So why aren’t they here? Some would argue that the traditional music and worship fail to attract them. In my experience it’s not a matter of offering modern music or projecting everything up on a screen or even by having the service as a smart phone app. If all it took was that kind of gimmick, I can guarantee you that Jesus would have done it first. He would have instituted some new and revolutionary type of temple service or so cool and hip way of reading the Torah that really connected with the young people of his day. No, if we are going to get to the root of the problem we must accept the fact that sharing the Gospel is not just a matter of repackaging the same old product.
Nor is it just a matter of being friendly. If it were this church would be packed every Sunday. To your credit on a number of occasions I have seen you truly model Jesus’ willingness to accept and welcome people like the residents of Ivy Ridge Home (a personal care home for people with serious mental illness) or guys who are usually seen hanging around outside DeLeo’s (a place that really puts the “D” in divebar), people who definitely don’t fit into the traditional image of what is expected in terms of dress or decorum. And while this is much more critical to our success as evangelists than just trying to reinvent the services I fear it that even our welcoming culture is not enough.
The bottom line is that no matter how contemporary or hip our worship, no matter how warm a welcome we extend, the real problem is that many of them just can’t bring themselves to come in the door. Yet we continue to avoid the inevitable conclusion, that if we want to help people connect with G-D, it is not enough to simply welcome them in. We have to go out to where they are.
This reality could not be made clearer than it is this very day. For more than a decade I have heard people complain about the Bike Race. Having seen the hordes of underage drunks, the parking nightmares and the tens of thousands of red cups that litter our streets when it is all done, I have to say that I completely understand. But, we are not here just as neighbors or as a civic association. We are gathered here for a higher purpose. If we were really to emulate Jesus, rather than ducking and covering on the way to church and then hurrying back home, we might find a different approach.
Instead of huddling together inside and lamenting what all those partiers are doing to our neighborhood, we might instead choose to take a more radical step. What would it look like if, on Bike Race day we canceled worship here and took it out where the crowds might be able to clearly see and even join in?
It would probably feel awkward. It might even be a little intimidating. But if Jesus wasn’t scared of soldiers or lepers or prostitutes- why should we be scared by a reggae band or by some guys playing beer pong? Sometimes it is the scariest looking people that are also most indeed of what G-D has to offer. Like the Centurion they are longing for it, but may not feel worthy to come under G-D’s roof. And so in order to help them hear the Gospel it is up to us to take up Jesus’ standard and march boldly out beyond our walls.
Think about it. If Jesus came to Roxborough/Manayunk today, where do you think he would go? To Saint Timothy’s in order to enjoy or air conditioning and to hear this fine sermon or to sit and drink coffee with us afterwards?

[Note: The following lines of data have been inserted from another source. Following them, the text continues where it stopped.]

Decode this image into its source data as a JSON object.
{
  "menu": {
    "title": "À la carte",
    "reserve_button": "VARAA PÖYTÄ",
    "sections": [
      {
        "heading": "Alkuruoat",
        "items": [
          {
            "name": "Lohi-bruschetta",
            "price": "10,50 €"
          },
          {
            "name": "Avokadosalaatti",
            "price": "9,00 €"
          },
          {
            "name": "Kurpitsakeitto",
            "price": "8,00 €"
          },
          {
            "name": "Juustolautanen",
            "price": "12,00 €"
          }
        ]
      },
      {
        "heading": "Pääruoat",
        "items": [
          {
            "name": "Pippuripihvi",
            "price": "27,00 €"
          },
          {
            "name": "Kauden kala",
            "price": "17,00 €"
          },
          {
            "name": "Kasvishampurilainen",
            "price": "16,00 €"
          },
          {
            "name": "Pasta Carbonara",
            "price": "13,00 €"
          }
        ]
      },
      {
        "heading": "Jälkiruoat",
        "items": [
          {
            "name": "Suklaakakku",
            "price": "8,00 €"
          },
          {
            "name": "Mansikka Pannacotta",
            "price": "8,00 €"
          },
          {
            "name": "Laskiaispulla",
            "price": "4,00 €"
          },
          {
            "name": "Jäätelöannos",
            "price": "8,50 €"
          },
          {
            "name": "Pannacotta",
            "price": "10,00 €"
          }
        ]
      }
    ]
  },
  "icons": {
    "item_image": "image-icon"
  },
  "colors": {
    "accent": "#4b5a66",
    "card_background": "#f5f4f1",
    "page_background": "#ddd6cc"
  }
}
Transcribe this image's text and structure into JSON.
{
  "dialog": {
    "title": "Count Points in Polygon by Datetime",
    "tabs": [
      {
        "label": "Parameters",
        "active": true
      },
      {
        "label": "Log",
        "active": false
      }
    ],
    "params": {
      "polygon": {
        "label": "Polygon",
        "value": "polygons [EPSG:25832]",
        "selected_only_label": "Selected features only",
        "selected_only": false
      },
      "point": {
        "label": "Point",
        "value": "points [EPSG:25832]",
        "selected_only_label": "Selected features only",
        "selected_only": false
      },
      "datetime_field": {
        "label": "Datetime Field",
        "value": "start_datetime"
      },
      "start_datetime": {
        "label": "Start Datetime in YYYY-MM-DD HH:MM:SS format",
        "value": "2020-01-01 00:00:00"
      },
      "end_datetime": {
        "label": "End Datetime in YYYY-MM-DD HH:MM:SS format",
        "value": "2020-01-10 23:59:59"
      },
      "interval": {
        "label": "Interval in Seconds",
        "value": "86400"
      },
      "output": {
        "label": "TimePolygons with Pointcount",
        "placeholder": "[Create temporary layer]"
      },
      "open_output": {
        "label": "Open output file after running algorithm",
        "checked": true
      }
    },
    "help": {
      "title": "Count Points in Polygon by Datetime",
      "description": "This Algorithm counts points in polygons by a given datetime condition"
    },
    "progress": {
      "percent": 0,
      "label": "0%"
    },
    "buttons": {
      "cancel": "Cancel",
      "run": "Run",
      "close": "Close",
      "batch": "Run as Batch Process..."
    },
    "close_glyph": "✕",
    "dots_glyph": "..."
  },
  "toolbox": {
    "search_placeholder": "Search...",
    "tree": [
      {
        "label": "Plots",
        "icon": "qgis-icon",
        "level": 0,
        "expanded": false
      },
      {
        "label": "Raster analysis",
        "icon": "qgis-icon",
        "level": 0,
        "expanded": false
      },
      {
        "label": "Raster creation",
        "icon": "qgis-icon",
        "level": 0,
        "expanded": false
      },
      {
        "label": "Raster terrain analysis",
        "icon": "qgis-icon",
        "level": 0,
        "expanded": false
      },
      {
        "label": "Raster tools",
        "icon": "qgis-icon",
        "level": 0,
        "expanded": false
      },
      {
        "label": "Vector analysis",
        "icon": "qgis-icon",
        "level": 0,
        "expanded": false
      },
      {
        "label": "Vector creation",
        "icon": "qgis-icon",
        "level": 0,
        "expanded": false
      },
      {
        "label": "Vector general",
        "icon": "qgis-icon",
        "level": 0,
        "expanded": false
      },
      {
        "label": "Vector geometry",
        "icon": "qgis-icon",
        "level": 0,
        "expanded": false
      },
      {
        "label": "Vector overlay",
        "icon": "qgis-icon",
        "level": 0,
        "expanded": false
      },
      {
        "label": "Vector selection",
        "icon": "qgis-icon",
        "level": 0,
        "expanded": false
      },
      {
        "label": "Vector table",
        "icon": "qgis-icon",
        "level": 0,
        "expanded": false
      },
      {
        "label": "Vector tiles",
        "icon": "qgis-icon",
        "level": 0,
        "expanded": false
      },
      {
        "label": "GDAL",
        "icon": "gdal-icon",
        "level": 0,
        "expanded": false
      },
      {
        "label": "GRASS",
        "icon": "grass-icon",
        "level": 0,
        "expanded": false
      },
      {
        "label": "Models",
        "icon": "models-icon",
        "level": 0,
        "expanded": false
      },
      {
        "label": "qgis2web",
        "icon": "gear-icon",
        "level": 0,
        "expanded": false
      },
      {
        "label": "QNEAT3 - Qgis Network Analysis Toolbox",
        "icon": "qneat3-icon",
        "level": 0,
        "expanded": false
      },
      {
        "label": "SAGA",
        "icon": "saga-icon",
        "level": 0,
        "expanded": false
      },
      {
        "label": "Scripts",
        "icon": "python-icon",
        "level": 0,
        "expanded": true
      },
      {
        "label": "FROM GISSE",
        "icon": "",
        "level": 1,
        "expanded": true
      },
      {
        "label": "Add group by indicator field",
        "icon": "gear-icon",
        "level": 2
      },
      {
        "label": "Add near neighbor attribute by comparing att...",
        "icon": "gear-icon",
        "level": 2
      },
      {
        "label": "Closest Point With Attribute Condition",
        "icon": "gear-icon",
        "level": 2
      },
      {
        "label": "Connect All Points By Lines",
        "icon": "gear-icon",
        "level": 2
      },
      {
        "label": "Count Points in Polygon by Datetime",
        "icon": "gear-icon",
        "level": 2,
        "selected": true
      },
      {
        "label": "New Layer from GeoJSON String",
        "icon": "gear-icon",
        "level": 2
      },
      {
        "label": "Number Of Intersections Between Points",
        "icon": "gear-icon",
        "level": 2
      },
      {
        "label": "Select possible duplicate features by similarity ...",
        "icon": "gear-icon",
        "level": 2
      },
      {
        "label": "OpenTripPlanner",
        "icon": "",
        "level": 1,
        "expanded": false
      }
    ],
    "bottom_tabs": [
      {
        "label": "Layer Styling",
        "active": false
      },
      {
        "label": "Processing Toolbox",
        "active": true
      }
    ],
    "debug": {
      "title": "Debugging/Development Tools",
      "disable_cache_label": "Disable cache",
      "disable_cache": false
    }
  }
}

I don’t think so. Jesus would be at the bike race. I can just see him down on the wall or along Manayunk Avenue, mingling with the crowds. Talking with people who haven’t set foot inside a church in years, if they ever did at all. Listening to them. Accepting them. Forgiving them. Loving them just as they are.
May we all learn from our Lord’s example. May G-D give us the courage to faithfully model our ministry after our Savior’s. AMEN